In recent years, the technical reasons blocking us from implementing full-site HTTPS have mostly become moot. Certificates are readily available, and even though our parent company likely wouldn't be going through Lets Encrypt or another free issuer, cost is mostly negligible. Server load at our scale (many million page views per month) also used to be more of a concern, but modern CPUs have largely rendered this negligible, as well. Google publishes numbers stating the total overhead from TLS encryption/decryption on their web frontends is about 1%, even at their massive scale.
So, the real reason we can't go full-HTTPS? Ad networks. Quite simply, our advertising fill rates would drop by between 50 to 60% if we went full HTTPS today, and this would be economically unsustainable. Our leadership team here is all tech savvy, and several of us are even developers ourselves in our day jobs - we're well aware of the benefits and justification for an HTTPS internet (not to mention, we'd also love to be able to take advantage of HTTP/2 for site performance). But the decision today, with the current state of the advertising industry, is one where we must decide between going full-HTTPS or closing the site's doors because it loses too much money.... and given that constraint, the choice is obvious. We don't bring in enough revenue from direct-sold ad campaigns or Overclocked account subscriptions to make up the difference, and I don't have a problem being open about this fact. At this point, its purely a financial consideration.

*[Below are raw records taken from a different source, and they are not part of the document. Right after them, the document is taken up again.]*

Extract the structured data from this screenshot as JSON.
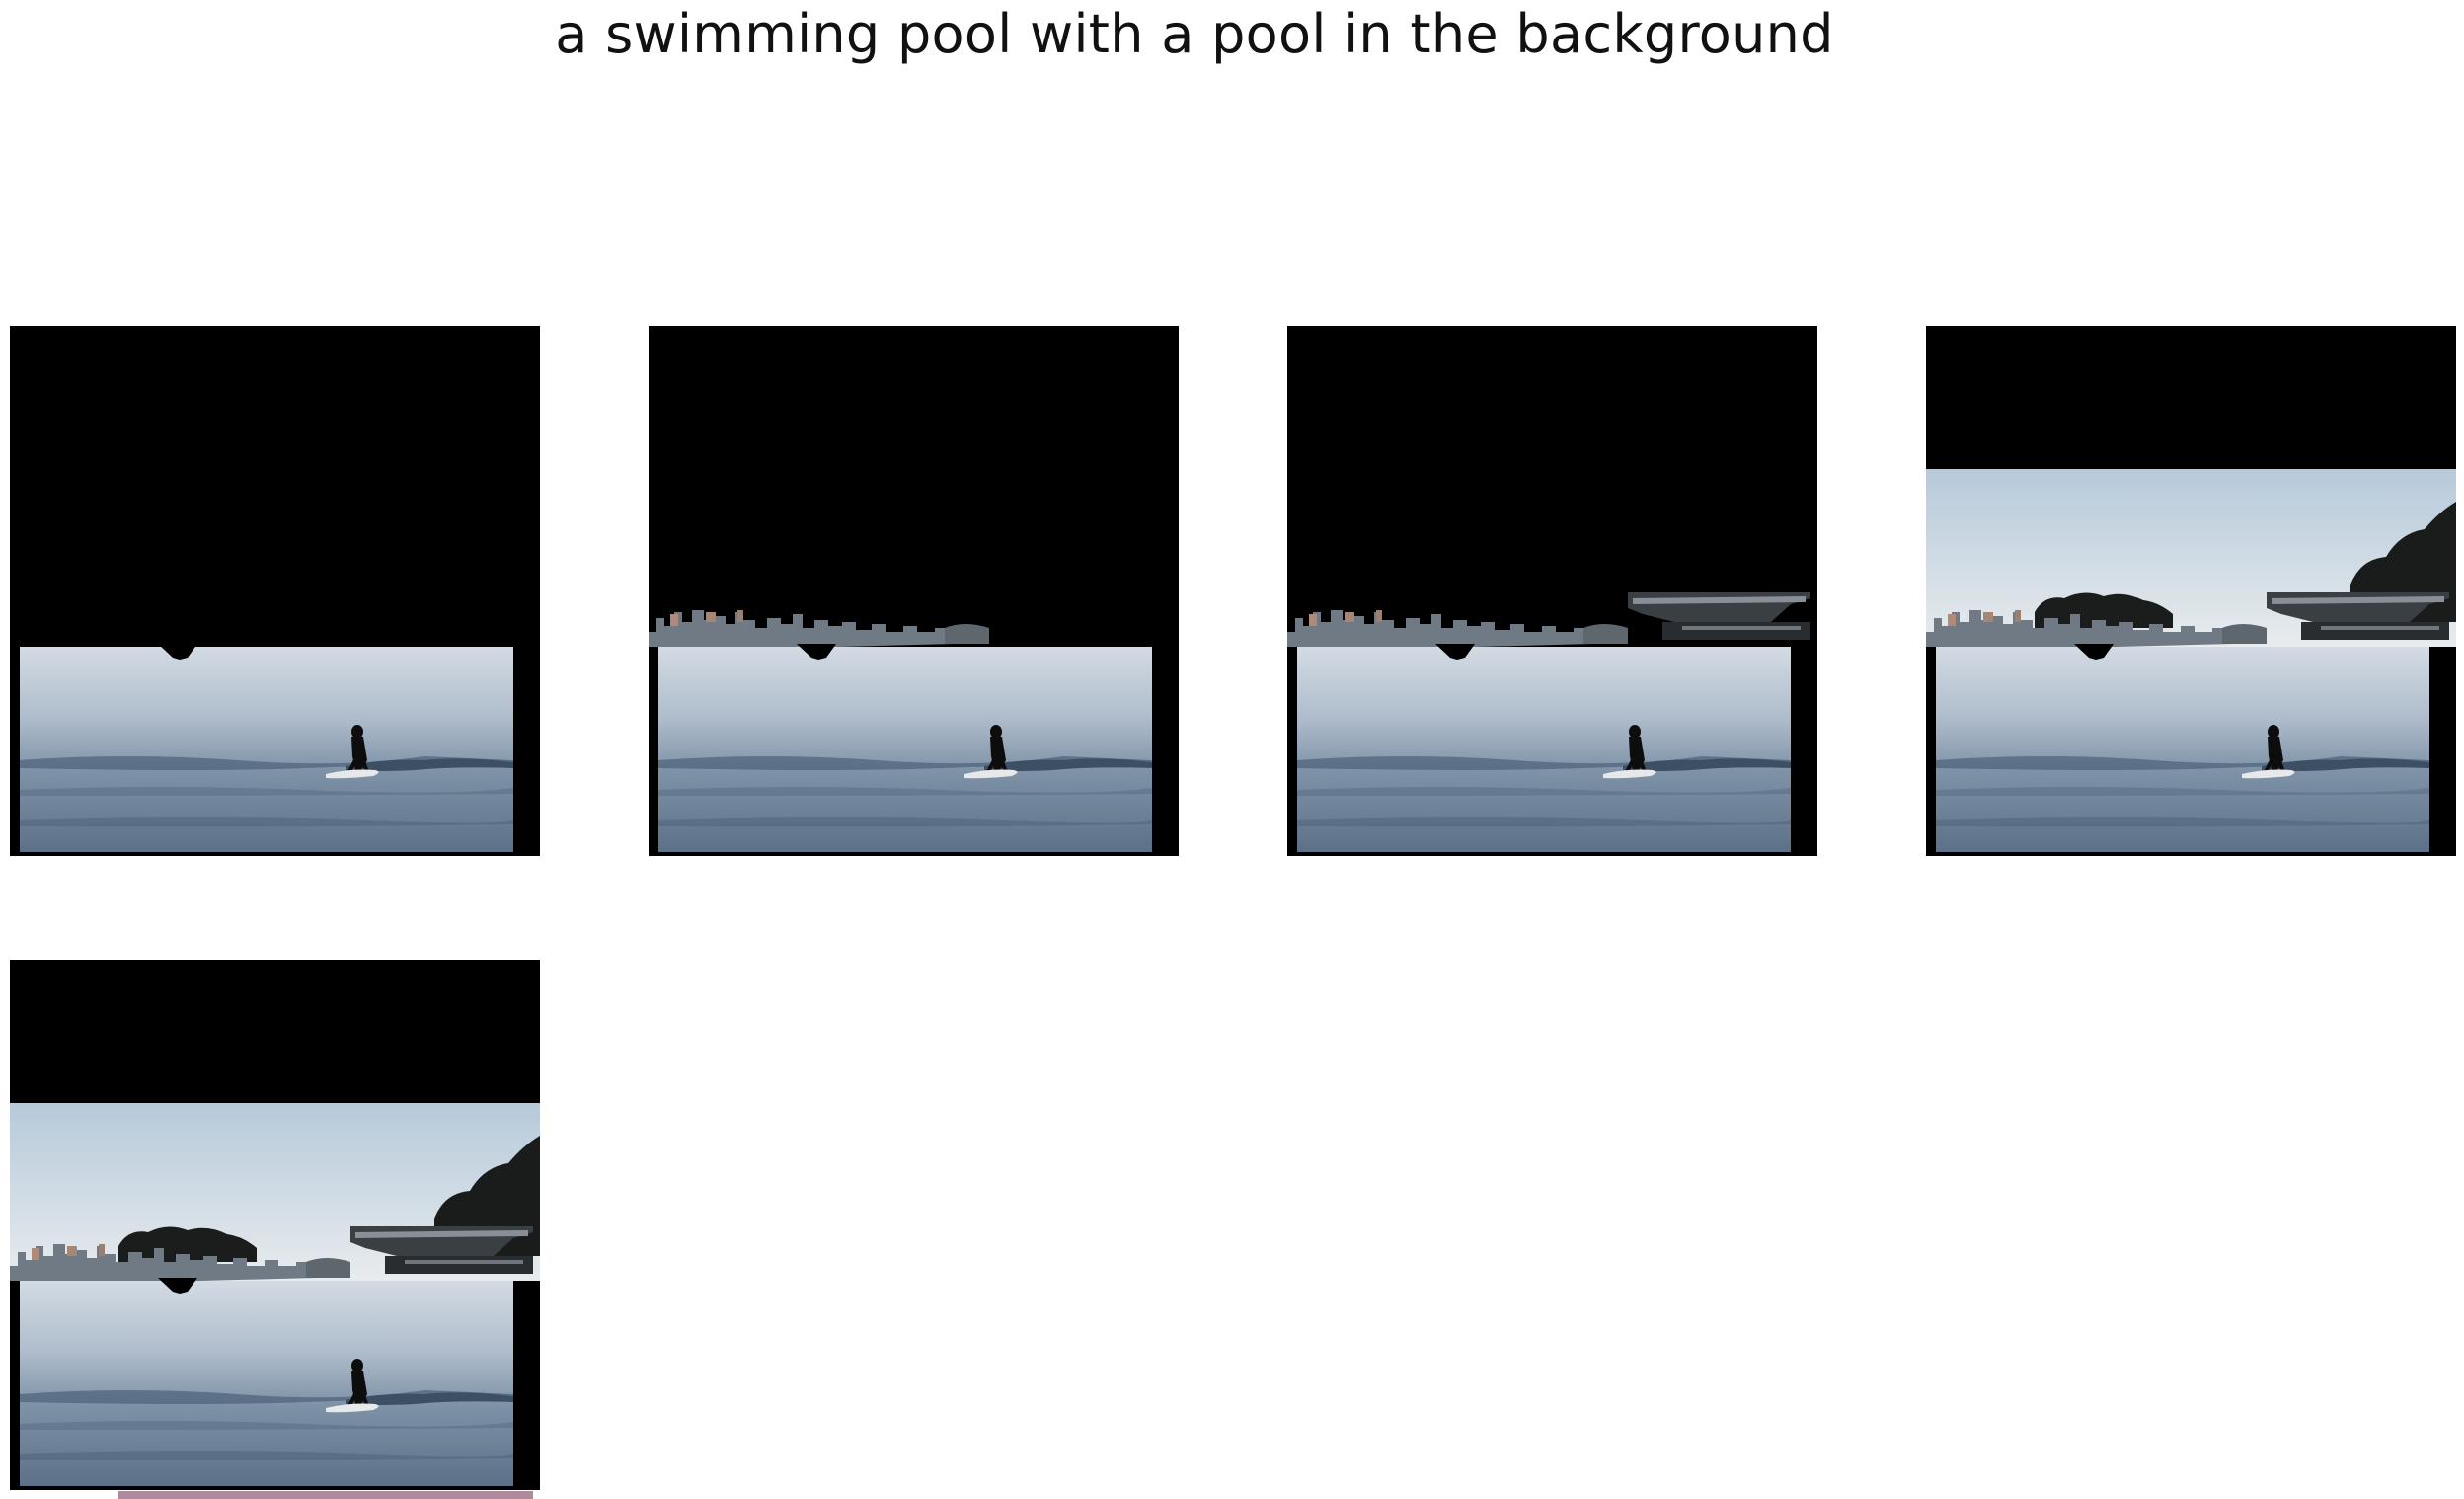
{
  "figure": {
    "title": "a swimming pool with a pool in the background",
    "panels": [
      {
        "stage": 1,
        "reveals": [
          "water",
          "surfer"
        ]
      },
      {
        "stage": 2,
        "reveals": [
          "water",
          "surfer",
          "city-skyline"
        ]
      },
      {
        "stage": 3,
        "reveals": [
          "water",
          "surfer",
          "city-skyline",
          "pier"
        ]
      },
      {
        "stage": 4,
        "reveals": [
          "water",
          "surfer",
          "city-skyline",
          "pier",
          "sky",
          "trees"
        ]
      },
      {
        "stage": 5,
        "reveals": [
          "water",
          "surfer",
          "city-skyline",
          "pier",
          "sky",
          "trees"
        ]
      }
    ]
  },
  "colors": {
    "background": "#ffffff",
    "mask": "#000000",
    "water_light": "#c9d3de",
    "water_dark": "#4a5f75",
    "sky_top": "#b8cbdc",
    "sky_bottom": "#e6ecef",
    "skyline": "#6e7780",
    "trees": "#1a1c1b"
  }
}
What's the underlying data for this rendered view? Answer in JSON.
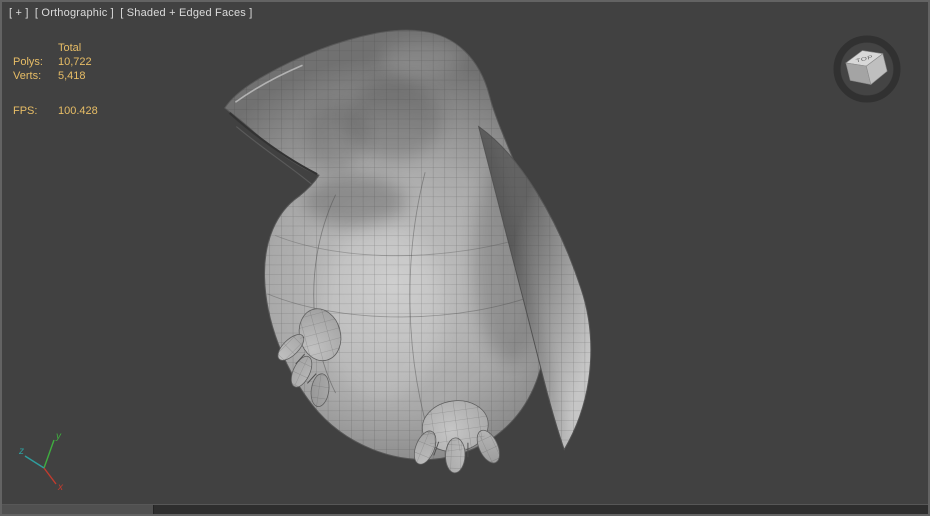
{
  "viewport_label": {
    "general": "[ + ]",
    "pov": "[ Orthographic ]",
    "shading": "[ Shaded + Edged Faces ]"
  },
  "statistics": {
    "total_header": "Total",
    "polys_label": "Polys:",
    "polys_value": "10,722",
    "verts_label": "Verts:",
    "verts_value": "5,418",
    "fps_label": "FPS:",
    "fps_value": "100.428"
  },
  "viewcube": {
    "top_face": "TOP"
  },
  "axis_tripod": {
    "x_label": "x",
    "y_label": "y",
    "z_label": "z"
  },
  "colors": {
    "viewport_background": "#414141",
    "viewport_label_text": "#dcdcdc",
    "statistics_text": "#e7bd66",
    "axis_x": "#c23b2e",
    "axis_y": "#3fae3f",
    "axis_z": "#2f9e9e",
    "model_shade_light": "#c8c8c8",
    "model_shade_dark": "#717171",
    "wireframe_line": "#3c3c3c"
  }
}
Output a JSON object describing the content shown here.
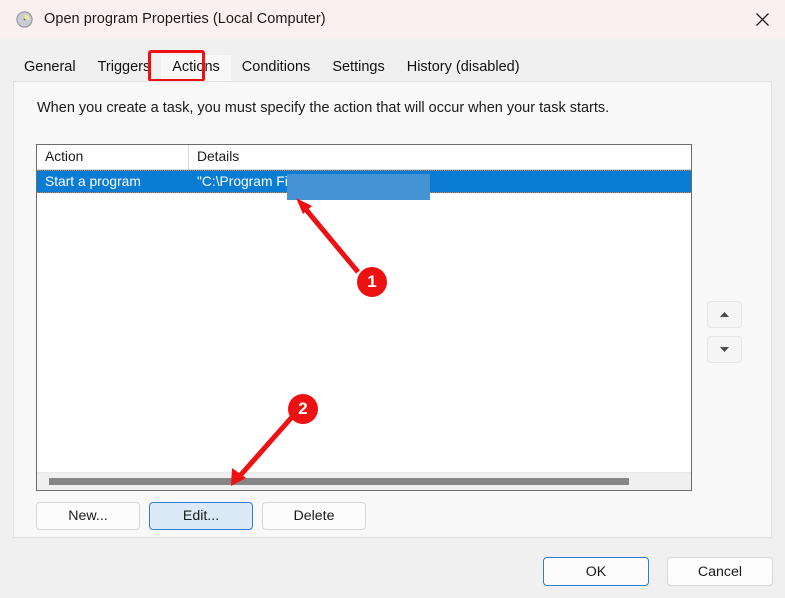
{
  "window": {
    "title": "Open program Properties (Local Computer)",
    "icon": "clock-icon",
    "close_label": "✕"
  },
  "tabs": [
    {
      "label": "General",
      "active": false
    },
    {
      "label": "Triggers",
      "active": false
    },
    {
      "label": "Actions",
      "active": true
    },
    {
      "label": "Conditions",
      "active": false
    },
    {
      "label": "Settings",
      "active": false
    },
    {
      "label": "History (disabled)",
      "active": false
    }
  ],
  "panel": {
    "intro": "When you create a task, you must specify the action that will occur when your task starts."
  },
  "list": {
    "columns": [
      "Action",
      "Details"
    ],
    "rows": [
      {
        "action": "Start a program",
        "details": "\"C:\\Program Files\\Par",
        "selected": true,
        "redacted": true
      }
    ]
  },
  "move_buttons": {
    "up": "▲",
    "down": "▼"
  },
  "action_buttons": {
    "new": "New...",
    "edit": "Edit...",
    "delete": "Delete"
  },
  "footer_buttons": {
    "ok": "OK",
    "cancel": "Cancel"
  },
  "annotations": [
    {
      "id": "1",
      "label": "1"
    },
    {
      "id": "2",
      "label": "2"
    }
  ],
  "colors": {
    "titlebar": "#fbf0f0",
    "panel": "#f8f8f8",
    "dialog": "#f0f0f0",
    "selection": "#0a7cd4",
    "redaction": "#4593d4",
    "accent": "#2d7dd2",
    "annotation": "#ee1111",
    "scroll_thumb": "#868686"
  }
}
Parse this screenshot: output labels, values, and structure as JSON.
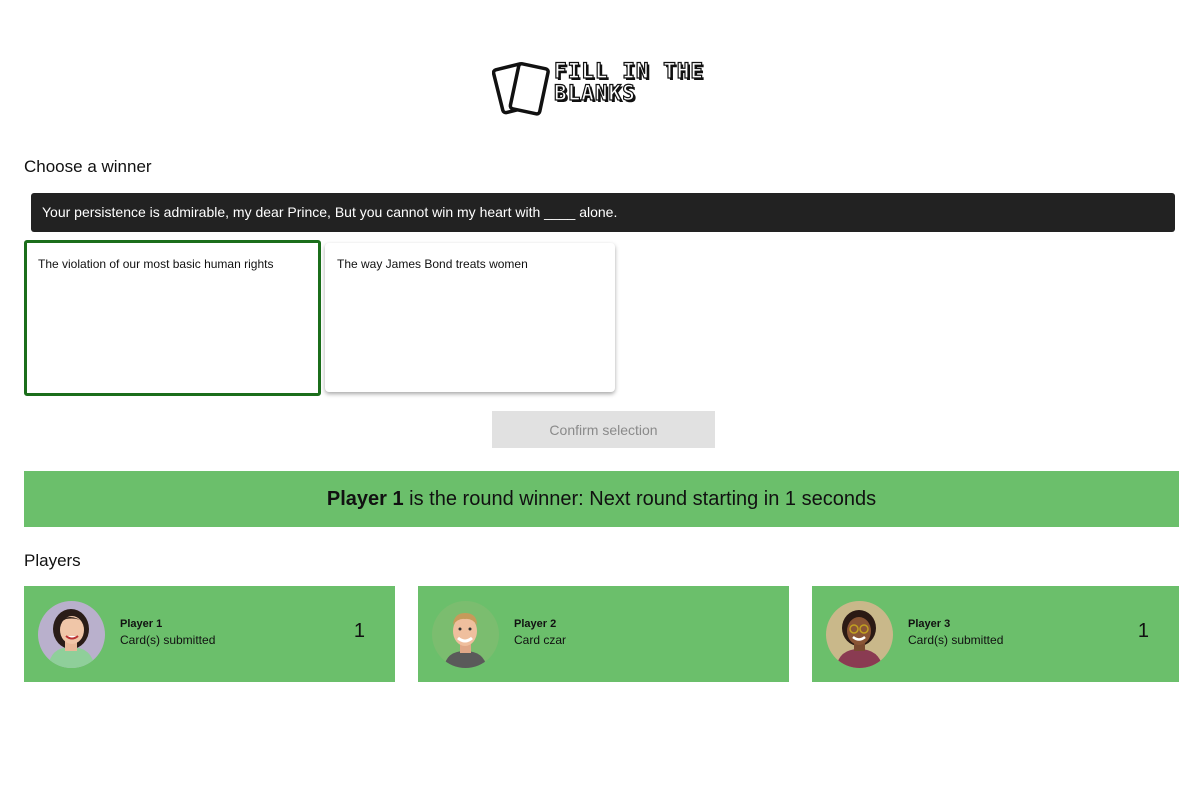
{
  "logo": {
    "line1": "FILL IN THE",
    "line2": "BLANKS"
  },
  "choose_winner_title": "Choose a winner",
  "prompt_card": {
    "text": "Your persistence is admirable, my dear Prince, But you cannot win my heart with ____ alone."
  },
  "answer_cards": [
    {
      "text": "The violation of our most basic human rights",
      "selected": true
    },
    {
      "text": "The way James Bond treats women",
      "selected": false
    }
  ],
  "confirm_button": {
    "label": "Confirm selection",
    "disabled": true
  },
  "round_winner": {
    "player": "Player 1",
    "message": " is the round winner: Next round starting in 1 seconds"
  },
  "players_title": "Players",
  "players": [
    {
      "name": "Player 1",
      "status": "Card(s) submitted",
      "score": "1",
      "avatar": "woman-avatar"
    },
    {
      "name": "Player 2",
      "status": "Card czar",
      "score": "",
      "avatar": "man-avatar"
    },
    {
      "name": "Player 3",
      "status": "Card(s) submitted",
      "score": "1",
      "avatar": "woman-glasses-avatar"
    }
  ],
  "colors": {
    "accent_green": "#6bbf6b",
    "selected_border": "#1b6e1b",
    "prompt_bg": "#222222",
    "button_disabled_bg": "#e1e1e1"
  }
}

We hope that as the rest of the internet continues its march towards full-HTTPS by default, so to will the advertising networks who we rely on to pay for our operations - but that time hasn't come yet. As soon as we can make a move, we will. In the meantime, rest assured that your usernames, passwords, registration info, etc are all collected from HTTPS pages and sent back to HTTPS endpoints.
Thanks for the understanding.